# DIRECTIONS FOR THIS TASK:
Reproduce the listing in full, exactly as written, but without images.

# RECORDS SHOWN:
━━━━
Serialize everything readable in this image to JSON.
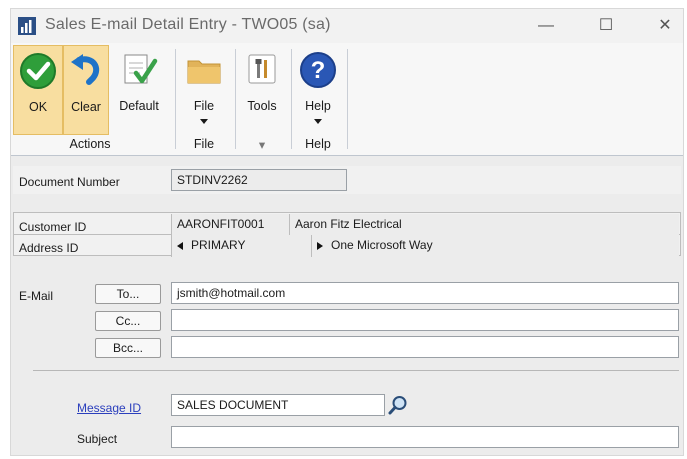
{
  "window": {
    "title": "Sales E-mail Detail Entry  -  TWO05 (sa)",
    "controls": {
      "minimize": "—",
      "maximize": "☐",
      "close": "✕"
    },
    "app_icon": "bar-chart-icon"
  },
  "ribbon": {
    "groups": [
      {
        "name": "Actions",
        "buttons": [
          {
            "label": "OK",
            "icon": "ok-check-icon",
            "selected": true
          },
          {
            "label": "Clear",
            "icon": "undo-arrow-icon",
            "selected": true
          },
          {
            "label": "Default",
            "icon": "default-doc-check-icon",
            "selected": false
          }
        ]
      },
      {
        "name": "File",
        "buttons": [
          {
            "label": "File",
            "icon": "folder-icon",
            "dropdown": true
          }
        ]
      },
      {
        "name": "",
        "buttons": [
          {
            "label": "Tools",
            "icon": "tools-icon"
          }
        ]
      },
      {
        "name": "Help",
        "buttons": [
          {
            "label": "Help",
            "icon": "help-question-icon",
            "dropdown": true
          }
        ]
      }
    ],
    "tools_group_arrow": "▾",
    "accent": "#f8dea0"
  },
  "form": {
    "document_number": {
      "label": "Document Number",
      "value": "STDINV2262"
    },
    "customer_id": {
      "label": "Customer ID",
      "value": "AARONFIT0001",
      "name": "Aaron Fitz Electrical"
    },
    "address_id": {
      "label": "Address ID",
      "value": "PRIMARY",
      "address": "One Microsoft Way"
    },
    "email": {
      "label": "E-Mail",
      "to": {
        "button": "To...",
        "value": "jsmith@hotmail.com"
      },
      "cc": {
        "button": "Cc...",
        "value": ""
      },
      "bcc": {
        "button": "Bcc...",
        "value": ""
      }
    },
    "message_id": {
      "label": "Message ID",
      "value": "SALES DOCUMENT",
      "lookup_icon": "magnifier-icon"
    },
    "subject": {
      "label": "Subject",
      "value": ""
    }
  }
}
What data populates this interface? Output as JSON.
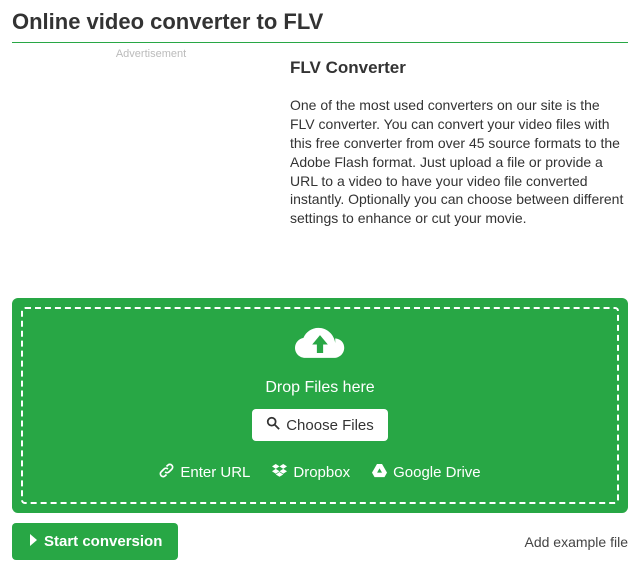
{
  "page": {
    "title": "Online video converter to FLV",
    "ad_label": "Advertisement",
    "section_heading": "FLV Converter",
    "description": "One of the most used converters on our site is the FLV converter. You can convert your video files with this free converter from over 45 source formats to the Adobe Flash format. Just upload a file or provide a URL to a video to have your video file converted instantly. Optionally you can choose between different settings to enhance or cut your movie."
  },
  "dropzone": {
    "drop_label": "Drop Files here",
    "choose_label": "Choose Files",
    "sources": {
      "url": "Enter URL",
      "dropbox": "Dropbox",
      "gdrive": "Google Drive"
    }
  },
  "actions": {
    "start": "Start conversion",
    "example": "Add example file"
  },
  "colors": {
    "accent": "#28a745"
  }
}
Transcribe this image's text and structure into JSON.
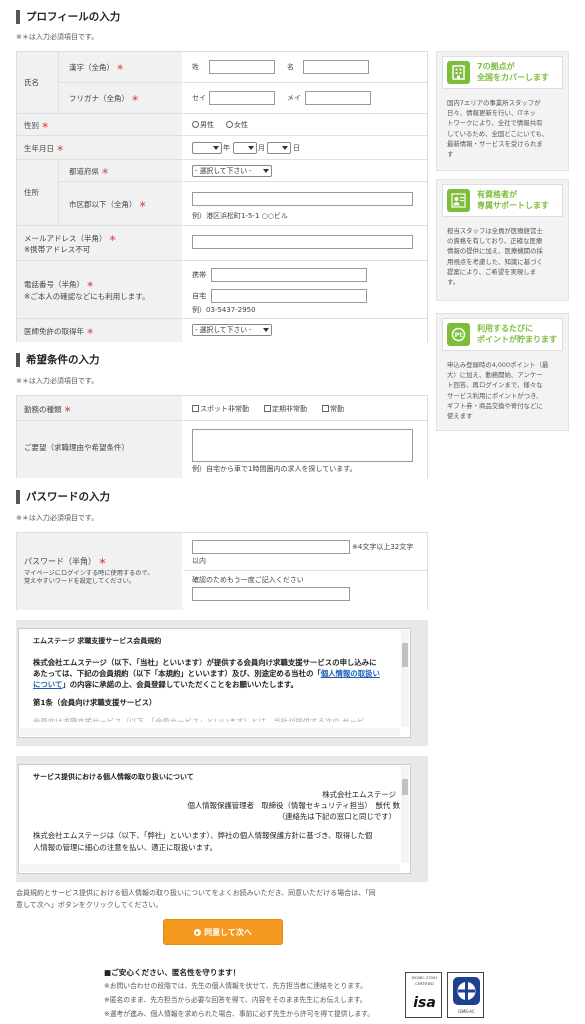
{
  "profile": {
    "title": "プロフィールの入力",
    "required_note": "※＊は入力必須項目です。",
    "name": {
      "label": "氏名",
      "kanji_label": "漢字（全角）",
      "kana_label": "フリガナ（全角）",
      "sei": "姓",
      "mei": "名",
      "sei_kana": "セイ",
      "mei_kana": "メイ"
    },
    "gender": {
      "label": "性別",
      "male": "男性",
      "female": "女性"
    },
    "birth": {
      "label": "生年月日",
      "year": "年",
      "month": "月",
      "day": "日"
    },
    "address": {
      "label": "住所",
      "pref_label": "都道府県",
      "pref_select": "- 選択して下さい -",
      "city_label": "市区郡以下（全角）",
      "city_example": "例）港区浜松町1-5-1 ○○ビル"
    },
    "email": {
      "label": "メールアドレス（半角）",
      "sub": "※携帯アドレス不可"
    },
    "phone": {
      "label": "電話番号（半角）",
      "sub": "※ご本人の確認などにも利用します。",
      "mobile": "携帯",
      "home": "自宅",
      "example": "例）03-5437-2950"
    },
    "license": {
      "label": "医師免許の取得年",
      "select": "- 選択して下さい -"
    },
    "req_mark": "＊"
  },
  "conditions": {
    "title": "希望条件の入力",
    "required_note": "※＊は入力必須項目です。",
    "work_type": {
      "label": "勤務の種類",
      "options": [
        "スポット非常勤",
        "定期非常勤",
        "常勤"
      ]
    },
    "request": {
      "label": "ご要望（求職理由や希望条件）",
      "example": "例）自宅から車で1時間圏内の求人を探しています。"
    }
  },
  "password": {
    "title": "パスワードの入力",
    "required_note": "※＊は入力必須項目です。",
    "label": "パスワード（半角）",
    "sub1": "マイページにログインする時に使用するので、",
    "sub2": "覚えやすいワードを設定してください。",
    "hint1": "※4文字以上32文字",
    "hint2": "以内",
    "confirm": "確認のためもう一度ご記入ください"
  },
  "terms": {
    "title": "エムステージ 求職支援サービス会員規約",
    "p1": "株式会社エムステージ（以下、「当社」といいます）が提供する会員向け求職支援サービスの申し込みに",
    "p2": "あたっては、下記の会員規約（以下「本規約」といいます）及び、別途定める当社の「",
    "link1": "個人情報の取扱い",
    "link2": "について",
    "p3": "」の内容に承諾の上、会員登録していただくことをお願いいたします。",
    "art1": "第1条（会員向け求職支援サービス）",
    "cut": "会員向け求職支援サービス（以下、「会員サービス」といいます）とは、当社が提供する次の サービ"
  },
  "privacy": {
    "title": "サービス提供における個人情報の取り扱いについて",
    "company": "株式会社エムステージ",
    "manager": "個人情報保護管理者　取締役（情報セキュリティ担当）　獣代 数",
    "contact": "（連絡先は下記の窓口と同じです）",
    "p1": "株式会社エムステージは（以下、「弊社」といいます）、弊社の個人情報保護方針に基づき、取得した個",
    "p2": "人情報の管理に細心の注意を払い、適正に取扱います。"
  },
  "agree_note1": "会員規約とサービス提供における個人情報の取り扱いについてをよくお読みいただき、同意いただける場合は、「同",
  "agree_note2": "意して次へ」ボタンをクリックしてください。",
  "agree_button": "同意して次へ",
  "footer": {
    "title": "■ご安心ください、匿名性を守ります！",
    "l1": "※お問い合わせの段階では、先生の個人情報を伏せて、先方担当者に連絡をとります。",
    "l2": "※匿名のまま、先方担当から必要な回答を得て、内容をそのまま先生にお伝えします。",
    "l3": "※選考が進み、個人情報を求められた場合、事前に必ず先生から許可を得て提供します。",
    "iso_top": "ISO/IEC 27001",
    "iso_mid": "CERTIFIED",
    "isa": "isa",
    "isms": "ISMS-AC"
  },
  "sidebar": [
    {
      "title1": "7の拠点が",
      "title2": "全国をカバーします",
      "body": [
        "国内7エリアの事業所スタッフが",
        "日々、情報更新を行い、ITネッ",
        "トワークにより、全社で情報共有",
        "しているため、全国どこにいても、",
        "最新情報・サービスを受けられま",
        "す"
      ]
    },
    {
      "title1": "有資格者が",
      "title2": "専属サポートします",
      "body": [
        "担当スタッフは全員が医療経営士",
        "の資格を有しており、正確な医療",
        "情報の提供に加え、医療機関の採",
        "用視点を考慮した、知識に基づく",
        "提案により、ご希望を実現しま",
        "す。"
      ]
    },
    {
      "title1": "利用するたびに",
      "title2": "ポイントが貯まります",
      "body": [
        "申込み登録時の4,000ポイント（最",
        "大）に加え、勤務開始、アンケー",
        "ト回答、再ログインまで、様々な",
        "サービス利用にポイントがつき、",
        "ギフト券・商品交換や寄付などに",
        "使えます"
      ]
    }
  ]
}
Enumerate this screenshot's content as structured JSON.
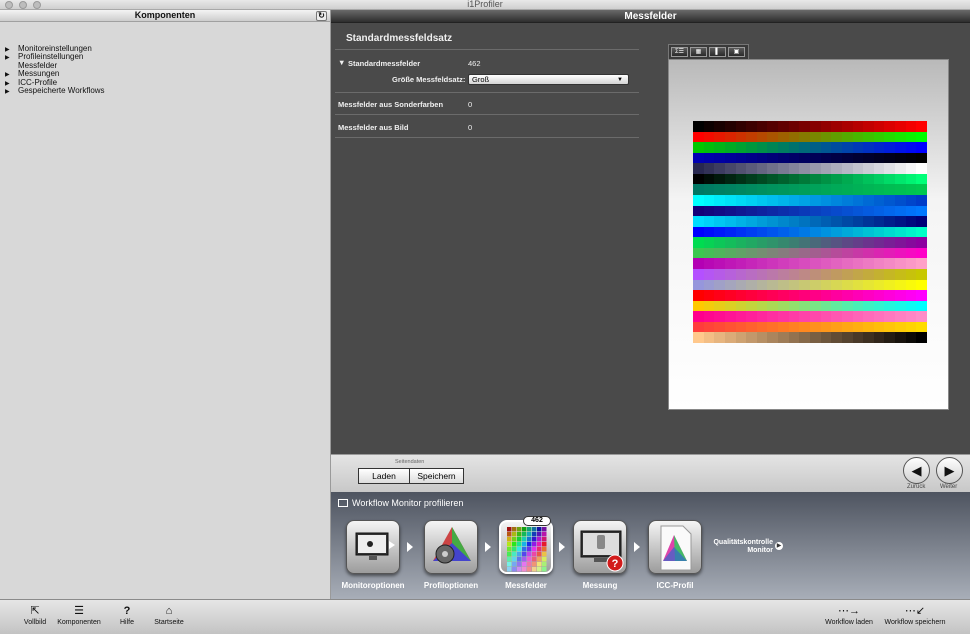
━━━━
# TASK RESPONSE:
Serialize everything readable in this image to JSON.
{
  "window": {
    "title": "Sales E-mail Detail Entry  -  TWO05 (sa)",
    "controls": {
      "minimize": "—",
      "maximize": "☐",
      "close": "✕"
    },
    "app_icon": "bar-chart-icon"
  },
  "ribbon": {
    "groups": [
      {
        "name": "Actions",
        "buttons": [
          {
            "label": "OK",
            "icon": "ok-check-icon",
            "selected": true
          },
          {
            "label": "Clear",
            "icon": "undo-arrow-icon",
            "selected": true
          },
          {
            "label": "Default",
            "icon": "default-doc-check-icon",
            "selected": false
          }
        ]
      },
      {
        "name": "File",
        "buttons": [
          {
            "label": "File",
            "icon": "folder-icon",
            "dropdown": true
          }
        ]
      },
      {
        "name": "",
        "buttons": [
          {
            "label": "Tools",
            "icon": "tools-icon"
          }
        ]
      },
      {
        "name": "Help",
        "buttons": [
          {
            "label": "Help",
            "icon": "help-question-icon",
            "dropdown": true
          }
        ]
      }
    ],
    "tools_group_arrow": "▾",
    "accent": "#f8dea0"
  },
  "form": {
    "document_number": {
      "label": "Document Number",
      "value": "STDINV2262"
    },
    "customer_id": {
      "label": "Customer ID",
      "value": "AARONFIT0001",
      "name": "Aaron Fitz Electrical"
    },
    "address_id": {
      "label": "Address ID",
      "value": "PRIMARY",
      "address": "One Microsoft Way"
    },
    "email": {
      "label": "E-Mail",
      "to": {
        "button": "To...",
        "value": "jsmith@hotmail.com"
      },
      "cc": {
        "button": "Cc...",
        "value": ""
      },
      "bcc": {
        "button": "Bcc...",
        "value": ""
      }
    },
    "message_id": {
      "label": "Message ID",
      "value": "SALES DOCUMENT",
      "lookup_icon": "magnifier-icon"
    },
    "subject": {
      "label": "Subject",
      "value": ""
    }
  }
}
What data populates this interface? Output as JSON.
{
  "page": {
    "title": "Online video converter to FLV",
    "ad_label": "Advertisement",
    "section_heading": "FLV Converter",
    "description": "One of the most used converters on our site is the FLV converter. You can convert your video files with this free converter from over 45 source formats to the Adobe Flash format. Just upload a file or provide a URL to a video to have your video file converted instantly. Optionally you can choose between different settings to enhance or cut your movie."
  },
  "dropzone": {
    "drop_label": "Drop Files here",
    "choose_label": "Choose Files",
    "sources": {
      "url": "Enter URL",
      "dropbox": "Dropbox",
      "gdrive": "Google Drive"
    }
  },
  "actions": {
    "start": "Start conversion",
    "example": "Add example file"
  },
  "colors": {
    "accent": "#28a745"
  }
}
Transcribe this image's text and structure into JSON.
{
  "profile": {
    "title": "プロフィールの入力",
    "required_note": "※＊は入力必須項目です。",
    "name": {
      "label": "氏名",
      "kanji_label": "漢字（全角）",
      "kana_label": "フリガナ（全角）",
      "sei": "姓",
      "mei": "名",
      "sei_kana": "セイ",
      "mei_kana": "メイ"
    },
    "gender": {
      "label": "性別",
      "male": "男性",
      "female": "女性"
    },
    "birth": {
      "label": "生年月日",
      "year": "年",
      "month": "月",
      "day": "日"
    },
    "address": {
      "label": "住所",
      "pref_label": "都道府県",
      "pref_select": "- 選択して下さい -",
      "city_label": "市区郡以下（全角）",
      "city_example": "例）港区浜松町1-5-1 ○○ビル"
    },
    "email": {
      "label": "メールアドレス（半角）",
      "sub": "※携帯アドレス不可"
    },
    "phone": {
      "label": "電話番号（半角）",
      "sub": "※ご本人の確認などにも利用します。",
      "mobile": "携帯",
      "home": "自宅",
      "example": "例）03-5437-2950"
    },
    "license": {
      "label": "医師免許の取得年",
      "select": "- 選択して下さい -"
    },
    "req_mark": "＊"
  },
  "conditions": {
    "title": "希望条件の入力",
    "required_note": "※＊は入力必須項目です。",
    "work_type": {
      "label": "勤務の種類",
      "options": [
        "スポット非常勤",
        "定期非常勤",
        "常勤"
      ]
    },
    "request": {
      "label": "ご要望（求職理由や希望条件）",
      "example": "例）自宅から車で1時間圏内の求人を探しています。"
    }
  },
  "password": {
    "title": "パスワードの入力",
    "required_note": "※＊は入力必須項目です。",
    "label": "パスワード（半角）",
    "sub1": "マイページにログインする時に使用するので、",
    "sub2": "覚えやすいワードを設定してください。",
    "hint1": "※4文字以上32文字",
    "hint2": "以内",
    "confirm": "確認のためもう一度ご記入ください"
  },
  "terms": {
    "title": "エムステージ 求職支援サービス会員規約",
    "p1": "株式会社エムステージ（以下、「当社」といいます）が提供する会員向け求職支援サービスの申し込みに",
    "p2": "あたっては、下記の会員規約（以下「本規約」といいます）及び、別途定める当社の「",
    "link1": "個人情報の取扱い",
    "link2": "について",
    "p3": "」の内容に承諾の上、会員登録していただくことをお願いいたします。",
    "art1": "第1条（会員向け求職支援サービス）",
    "cut": "会員向け求職支援サービス（以下、「会員サービス」といいます）とは、当社が提供する次の サービ"
  },
  "privacy": {
    "title": "サービス提供における個人情報の取り扱いについて",
    "company": "株式会社エムステージ",
    "manager": "個人情報保護管理者　取締役（情報セキュリティ担当）　獣代 数",
    "contact": "（連絡先は下記の窓口と同じです）",
    "p1": "株式会社エムステージは（以下、「弊社」といいます）、弊社の個人情報保護方針に基づき、取得した個",
    "p2": "人情報の管理に細心の注意を払い、適正に取扱います。"
  },
  "agree_note1": "会員規約とサービス提供における個人情報の取り扱いについてをよくお読みいただき、同意いただける場合は、「同",
  "agree_note2": "意して次へ」ボタンをクリックしてください。",
  "agree_button": "同意して次へ",
  "footer": {
    "title": "■ご安心ください、匿名性を守ります！",
    "l1": "※お問い合わせの段階では、先生の個人情報を伏せて、先方担当者に連絡をとります。",
    "l2": "※匿名のまま、先方担当から必要な回答を得て、内容をそのまま先生にお伝えします。",
    "l3": "※選考が進み、個人情報を求められた場合、事前に必ず先生から許可を得て提供します。",
    "iso_top": "ISO/IEC 27001",
    "iso_mid": "CERTIFIED",
    "isa": "isa",
    "isms": "ISMS-AC"
  },
  "sidebar": [
    {
      "title1": "7の拠点が",
      "title2": "全国をカバーします",
      "body": [
        "国内7エリアの事業所スタッフが",
        "日々、情報更新を行い、ITネッ",
        "トワークにより、全社で情報共有",
        "しているため、全国どこにいても、",
        "最新情報・サービスを受けられま",
        "す"
      ]
    },
    {
      "title1": "有資格者が",
      "title2": "専属サポートします",
      "body": [
        "担当スタッフは全員が医療経営士",
        "の資格を有しており、正確な医療",
        "情報の提供に加え、医療機関の採",
        "用視点を考慮した、知識に基づく",
        "提案により、ご希望を実現しま",
        "す。"
      ]
    },
    {
      "title1": "利用するたびに",
      "title2": "ポイントが貯まります",
      "body": [
        "申込み登録時の4,000ポイント（最",
        "大）に加え、勤務開始、アンケー",
        "ト回答、再ログインまで、様々な",
        "サービス利用にポイントがつき、",
        "ギフト券・商品交換や寄付などに",
        "使えます"
      ]
    }
  ]
}
Enumerate this screenshot's content as structured JSON.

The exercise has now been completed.